**Task description**:
Every line below that contains "screenshot" is to be copied.

Interface dataset entries:

#####

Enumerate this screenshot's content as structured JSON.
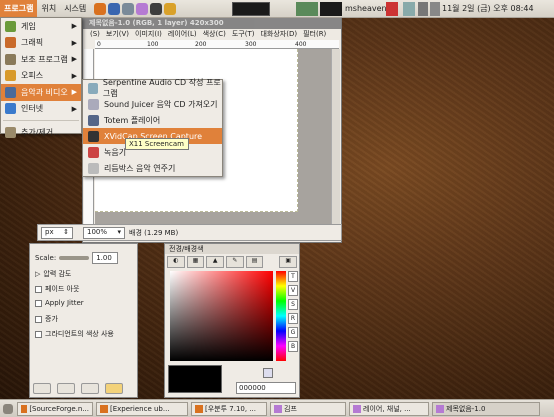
{
  "top_panel": {
    "menus": [
      "프로그램",
      "위치",
      "시스템"
    ],
    "user": "msheaven",
    "clock": "11월 2일 (금) 오후 08:44"
  },
  "image_window": {
    "title": "제목없음-1.0 (RGB, 1 layer) 420x300",
    "menubar": [
      "(S)",
      "보기(V)",
      "이미지(I)",
      "레이어(L)",
      "색상(C)",
      "도구(T)",
      "대화상자(D)",
      "필터(R)"
    ],
    "ruler_labels": [
      "0",
      "100",
      "200",
      "300",
      "400"
    ],
    "status": {
      "unit": "px",
      "zoom": "100%",
      "info": "배경 (1.29 MB)"
    }
  },
  "main_menu": {
    "items": [
      {
        "label": "게임",
        "icon": "game-icon",
        "color": "#6a9a3a"
      },
      {
        "label": "그래픽",
        "icon": "graphics-icon",
        "color": "#c96a2a"
      },
      {
        "label": "보조 프로그램",
        "icon": "accessories-icon",
        "color": "#8a7a5a"
      },
      {
        "label": "오피스",
        "icon": "office-icon",
        "color": "#d89a2a"
      },
      {
        "label": "음악과 비디오",
        "icon": "multimedia-icon",
        "color": "#4a6a9a"
      },
      {
        "label": "인터넷",
        "icon": "internet-icon",
        "color": "#3a7acc"
      }
    ],
    "extra": "추가/제거..."
  },
  "sub_menu": {
    "items": [
      {
        "label": "Serpentine Audio CD 작성 프로그램",
        "icon": "audio-cd-icon"
      },
      {
        "label": "Sound Juicer 음악 CD 가져오기",
        "icon": "cd-ripper-icon"
      },
      {
        "label": "Totem 플레이어",
        "icon": "totem-player-icon"
      },
      {
        "label": "XVidCap Screen Capture",
        "icon": "screen-capture-icon"
      },
      {
        "label": "녹음기",
        "icon": "recorder-icon"
      },
      {
        "label": "리듬박스 음악 연주기",
        "icon": "rhythmbox-icon"
      }
    ],
    "tooltip": "X11 Screencam"
  },
  "tool_options": {
    "scale_label": "Scale:",
    "scale_value": "1.00",
    "pressure": "압력 감도",
    "options": [
      "페이드 아웃",
      "Apply Jitter",
      "증가",
      "그라디언트의 색상 사용"
    ]
  },
  "color_dialog": {
    "title": "전경/배경색",
    "side_labels": [
      "T",
      "V",
      "S",
      "R",
      "G",
      "B"
    ],
    "hex": "000000",
    "fg_color": "#000000"
  },
  "taskbar": {
    "tasks": [
      "[SourceForge.n...",
      "[Experience ub...",
      "[우분투 7.10, ...",
      "김프",
      "레이어, 채널, ...",
      "제목없음-1.0"
    ]
  }
}
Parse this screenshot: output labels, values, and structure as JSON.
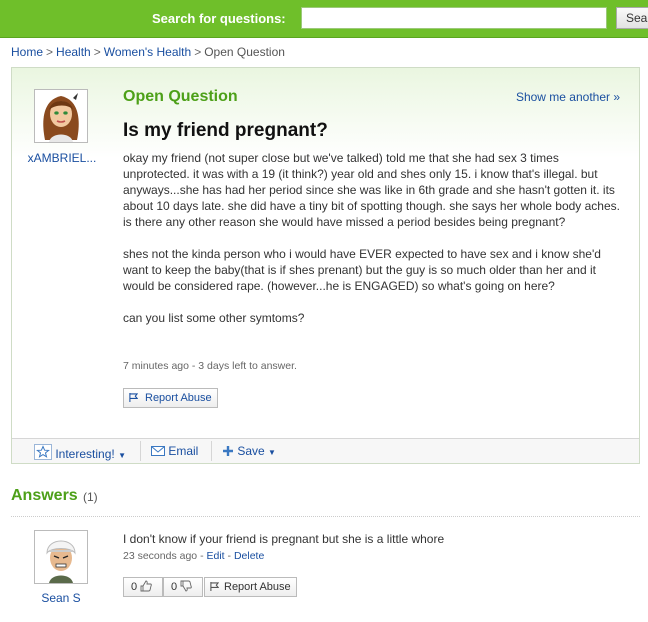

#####

**Response area**:
Enumerate this screenshot's content as structured JSON.
Parse this screenshot: output labels, values, and structure as JSON.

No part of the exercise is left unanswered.